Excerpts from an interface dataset
----------------
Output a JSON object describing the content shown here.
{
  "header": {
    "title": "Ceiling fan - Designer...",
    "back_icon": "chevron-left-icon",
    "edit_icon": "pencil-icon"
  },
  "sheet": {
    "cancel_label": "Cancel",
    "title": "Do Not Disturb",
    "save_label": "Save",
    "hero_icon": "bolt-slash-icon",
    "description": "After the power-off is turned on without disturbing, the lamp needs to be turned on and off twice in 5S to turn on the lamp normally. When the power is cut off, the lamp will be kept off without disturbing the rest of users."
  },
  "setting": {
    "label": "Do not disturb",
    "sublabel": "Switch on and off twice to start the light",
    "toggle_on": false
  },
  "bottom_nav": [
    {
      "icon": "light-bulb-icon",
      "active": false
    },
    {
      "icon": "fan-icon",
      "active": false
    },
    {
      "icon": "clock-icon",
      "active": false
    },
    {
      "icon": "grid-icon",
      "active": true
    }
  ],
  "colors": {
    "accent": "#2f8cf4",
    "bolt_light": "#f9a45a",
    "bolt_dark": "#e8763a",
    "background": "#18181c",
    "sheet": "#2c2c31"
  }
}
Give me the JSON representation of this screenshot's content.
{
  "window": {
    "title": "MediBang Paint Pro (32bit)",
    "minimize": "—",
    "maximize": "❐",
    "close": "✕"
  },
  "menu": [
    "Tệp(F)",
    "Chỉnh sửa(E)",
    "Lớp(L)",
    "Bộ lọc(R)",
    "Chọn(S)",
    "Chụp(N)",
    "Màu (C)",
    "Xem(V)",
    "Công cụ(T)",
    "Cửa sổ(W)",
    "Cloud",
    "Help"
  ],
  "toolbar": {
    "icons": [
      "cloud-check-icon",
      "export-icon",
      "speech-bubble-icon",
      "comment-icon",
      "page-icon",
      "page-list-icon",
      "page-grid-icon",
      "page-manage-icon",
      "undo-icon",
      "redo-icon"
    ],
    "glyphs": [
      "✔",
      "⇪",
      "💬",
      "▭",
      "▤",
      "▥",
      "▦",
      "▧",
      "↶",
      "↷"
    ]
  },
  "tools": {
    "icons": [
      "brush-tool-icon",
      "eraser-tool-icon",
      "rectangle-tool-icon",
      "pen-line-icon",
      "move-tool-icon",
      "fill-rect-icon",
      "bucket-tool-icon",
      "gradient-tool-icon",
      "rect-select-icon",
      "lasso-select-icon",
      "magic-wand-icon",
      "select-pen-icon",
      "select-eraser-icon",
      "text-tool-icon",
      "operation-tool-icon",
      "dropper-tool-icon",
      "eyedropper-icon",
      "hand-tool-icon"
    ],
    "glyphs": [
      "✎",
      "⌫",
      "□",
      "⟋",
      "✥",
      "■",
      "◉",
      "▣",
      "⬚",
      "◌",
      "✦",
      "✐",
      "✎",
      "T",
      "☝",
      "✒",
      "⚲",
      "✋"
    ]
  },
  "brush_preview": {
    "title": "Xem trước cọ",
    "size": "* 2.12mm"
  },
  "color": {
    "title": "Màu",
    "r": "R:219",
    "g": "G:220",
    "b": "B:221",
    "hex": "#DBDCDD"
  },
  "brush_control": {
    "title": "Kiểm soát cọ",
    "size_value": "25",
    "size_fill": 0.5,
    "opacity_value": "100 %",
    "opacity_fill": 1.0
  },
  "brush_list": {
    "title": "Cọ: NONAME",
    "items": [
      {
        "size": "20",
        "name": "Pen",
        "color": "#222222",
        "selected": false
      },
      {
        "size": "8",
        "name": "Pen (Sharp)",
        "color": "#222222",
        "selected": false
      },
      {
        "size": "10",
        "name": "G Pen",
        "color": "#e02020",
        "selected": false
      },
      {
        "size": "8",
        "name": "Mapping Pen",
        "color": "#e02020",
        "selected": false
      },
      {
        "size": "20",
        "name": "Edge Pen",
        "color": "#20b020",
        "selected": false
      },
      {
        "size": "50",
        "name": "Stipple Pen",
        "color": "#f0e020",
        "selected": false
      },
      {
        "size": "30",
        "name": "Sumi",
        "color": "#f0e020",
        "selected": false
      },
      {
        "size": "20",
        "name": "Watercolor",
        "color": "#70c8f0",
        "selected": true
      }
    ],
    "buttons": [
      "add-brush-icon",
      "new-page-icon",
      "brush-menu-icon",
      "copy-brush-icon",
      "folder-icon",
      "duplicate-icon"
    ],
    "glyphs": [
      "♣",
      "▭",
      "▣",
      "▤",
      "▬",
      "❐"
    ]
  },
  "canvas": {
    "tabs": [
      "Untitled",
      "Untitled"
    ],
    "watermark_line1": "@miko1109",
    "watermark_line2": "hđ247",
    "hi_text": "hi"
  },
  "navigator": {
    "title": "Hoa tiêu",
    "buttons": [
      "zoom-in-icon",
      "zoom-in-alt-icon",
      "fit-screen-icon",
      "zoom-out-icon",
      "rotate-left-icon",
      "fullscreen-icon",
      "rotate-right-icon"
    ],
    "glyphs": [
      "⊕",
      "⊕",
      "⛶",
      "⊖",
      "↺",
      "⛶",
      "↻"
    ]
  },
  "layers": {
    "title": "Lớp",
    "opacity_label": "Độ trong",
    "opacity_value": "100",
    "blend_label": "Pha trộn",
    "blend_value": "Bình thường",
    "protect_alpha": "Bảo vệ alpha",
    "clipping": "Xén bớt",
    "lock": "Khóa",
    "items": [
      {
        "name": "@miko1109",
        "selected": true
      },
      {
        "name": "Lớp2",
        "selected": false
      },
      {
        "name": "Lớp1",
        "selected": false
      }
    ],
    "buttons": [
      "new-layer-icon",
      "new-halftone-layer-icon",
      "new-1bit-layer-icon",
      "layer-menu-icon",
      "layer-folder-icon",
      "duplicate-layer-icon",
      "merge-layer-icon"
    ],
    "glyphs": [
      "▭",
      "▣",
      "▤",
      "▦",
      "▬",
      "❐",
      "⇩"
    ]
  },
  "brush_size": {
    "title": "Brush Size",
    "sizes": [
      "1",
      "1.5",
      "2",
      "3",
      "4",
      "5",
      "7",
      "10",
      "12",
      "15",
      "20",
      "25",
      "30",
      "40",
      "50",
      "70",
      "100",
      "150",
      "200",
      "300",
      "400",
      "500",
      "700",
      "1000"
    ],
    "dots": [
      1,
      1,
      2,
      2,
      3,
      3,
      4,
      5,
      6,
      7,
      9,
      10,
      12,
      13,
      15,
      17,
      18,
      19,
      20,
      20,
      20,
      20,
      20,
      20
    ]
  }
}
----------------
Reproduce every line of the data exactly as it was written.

Output a JSON object describing the content shown here.
{
  "header": {
    "title": "Ceiling fan - Designer...",
    "back_icon": "chevron-left-icon",
    "edit_icon": "pencil-icon"
  },
  "sheet": {
    "cancel_label": "Cancel",
    "title": "Do Not Disturb",
    "save_label": "Save",
    "hero_icon": "bolt-slash-icon",
    "description": "After the power-off is turned on without disturbing, the lamp needs to be turned on and off twice in 5S to turn on the lamp normally. When the power is cut off, the lamp will be kept off without disturbing the rest of users."
  },
  "setting": {
    "label": "Do not disturb",
    "sublabel": "Switch on and off twice to start the light",
    "toggle_on": false
  },
  "bottom_nav": [
    {
      "icon": "light-bulb-icon",
      "active": false
    },
    {
      "icon": "fan-icon",
      "active": false
    },
    {
      "icon": "clock-icon",
      "active": false
    },
    {
      "icon": "grid-icon",
      "active": true
    }
  ],
  "colors": {
    "accent": "#2f8cf4",
    "bolt_light": "#f9a45a",
    "bolt_dark": "#e8763a",
    "background": "#18181c",
    "sheet": "#2c2c31"
  }
}
Give me the JSON representation of this screenshot's content.
{
  "window": {
    "title": "MediBang Paint Pro (32bit)",
    "minimize": "—",
    "maximize": "❐",
    "close": "✕"
  },
  "menu": [
    "Tệp(F)",
    "Chỉnh sửa(E)",
    "Lớp(L)",
    "Bộ lọc(R)",
    "Chọn(S)",
    "Chụp(N)",
    "Màu (C)",
    "Xem(V)",
    "Công cụ(T)",
    "Cửa sổ(W)",
    "Cloud",
    "Help"
  ],
  "toolbar": {
    "icons": [
      "cloud-check-icon",
      "export-icon",
      "speech-bubble-icon",
      "comment-icon",
      "page-icon",
      "page-list-icon",
      "page-grid-icon",
      "page-manage-icon",
      "undo-icon",
      "redo-icon"
    ],
    "glyphs": [
      "✔",
      "⇪",
      "💬",
      "▭",
      "▤",
      "▥",
      "▦",
      "▧",
      "↶",
      "↷"
    ]
  },
  "tools": {
    "icons": [
      "brush-tool-icon",
      "eraser-tool-icon",
      "rectangle-tool-icon",
      "pen-line-icon",
      "move-tool-icon",
      "fill-rect-icon",
      "bucket-tool-icon",
      "gradient-tool-icon",
      "rect-select-icon",
      "lasso-select-icon",
      "magic-wand-icon",
      "select-pen-icon",
      "select-eraser-icon",
      "text-tool-icon",
      "operation-tool-icon",
      "dropper-tool-icon",
      "eyedropper-icon",
      "hand-tool-icon"
    ],
    "glyphs": [
      "✎",
      "⌫",
      "□",
      "⟋",
      "✥",
      "■",
      "◉",
      "▣",
      "⬚",
      "◌",
      "✦",
      "✐",
      "✎",
      "T",
      "☝",
      "✒",
      "⚲",
      "✋"
    ]
  },
  "brush_preview": {
    "title": "Xem trước cọ",
    "size": "* 2.12mm"
  },
  "color": {
    "title": "Màu",
    "r": "R:219",
    "g": "G:220",
    "b": "B:221",
    "hex": "#DBDCDD"
  },
  "brush_control": {
    "title": "Kiểm soát cọ",
    "size_value": "25",
    "size_fill": 0.5,
    "opacity_value": "100 %",
    "opacity_fill": 1.0
  },
  "brush_list": {
    "title": "Cọ: NONAME",
    "items": [
      {
        "size": "20",
        "name": "Pen",
        "color": "#222222",
        "selected": false
      },
      {
        "size": "8",
        "name": "Pen (Sharp)",
        "color": "#222222",
        "selected": false
      },
      {
        "size": "10",
        "name": "G Pen",
        "color": "#e02020",
        "selected": false
      },
      {
        "size": "8",
        "name": "Mapping Pen",
        "color": "#e02020",
        "selected": false
      },
      {
        "size": "20",
        "name": "Edge Pen",
        "color": "#20b020",
        "selected": false
      },
      {
        "size": "50",
        "name": "Stipple Pen",
        "color": "#f0e020",
        "selected": false
      },
      {
        "size": "30",
        "name": "Sumi",
        "color": "#f0e020",
        "selected": false
      },
      {
        "size": "20",
        "name": "Watercolor",
        "color": "#70c8f0",
        "selected": true
      }
    ],
    "buttons": [
      "add-brush-icon",
      "new-page-icon",
      "brush-menu-icon",
      "copy-brush-icon",
      "folder-icon",
      "duplicate-icon"
    ],
    "glyphs": [
      "♣",
      "▭",
      "▣",
      "▤",
      "▬",
      "❐"
    ]
  },
  "canvas": {
    "tabs": [
      "Untitled",
      "Untitled"
    ],
    "watermark_line1": "@miko1109",
    "watermark_line2": "hđ247",
    "hi_text": "hi"
  },
  "navigator": {
    "title": "Hoa tiêu",
    "buttons": [
      "zoom-in-icon",
      "zoom-in-alt-icon",
      "fit-screen-icon",
      "zoom-out-icon",
      "rotate-left-icon",
      "fullscreen-icon",
      "rotate-right-icon"
    ],
    "glyphs": [
      "⊕",
      "⊕",
      "⛶",
      "⊖",
      "↺",
      "⛶",
      "↻"
    ]
  },
  "layers": {
    "title": "Lớp",
    "opacity_label": "Độ trong",
    "opacity_value": "100",
    "blend_label": "Pha trộn",
    "blend_value": "Bình thường",
    "protect_alpha": "Bảo vệ alpha",
    "clipping": "Xén bớt",
    "lock": "Khóa",
    "items": [
      {
        "name": "@miko1109",
        "selected": true
      },
      {
        "name": "Lớp2",
        "selected": false
      },
      {
        "name": "Lớp1",
        "selected": false
      }
    ],
    "buttons": [
      "new-layer-icon",
      "new-halftone-layer-icon",
      "new-1bit-layer-icon",
      "layer-menu-icon",
      "layer-folder-icon",
      "duplicate-layer-icon",
      "merge-layer-icon"
    ],
    "glyphs": [
      "▭",
      "▣",
      "▤",
      "▦",
      "▬",
      "❐",
      "⇩"
    ]
  },
  "brush_size": {
    "title": "Brush Size",
    "sizes": [
      "1",
      "1.5",
      "2",
      "3",
      "4",
      "5",
      "7",
      "10",
      "12",
      "15",
      "20",
      "25",
      "30",
      "40",
      "50",
      "70",
      "100",
      "150",
      "200",
      "300",
      "400",
      "500",
      "700",
      "1000"
    ],
    "dots": [
      1,
      1,
      2,
      2,
      3,
      3,
      4,
      5,
      6,
      7,
      9,
      10,
      12,
      13,
      15,
      17,
      18,
      19,
      20,
      20,
      20,
      20,
      20,
      20
    ]
  }
}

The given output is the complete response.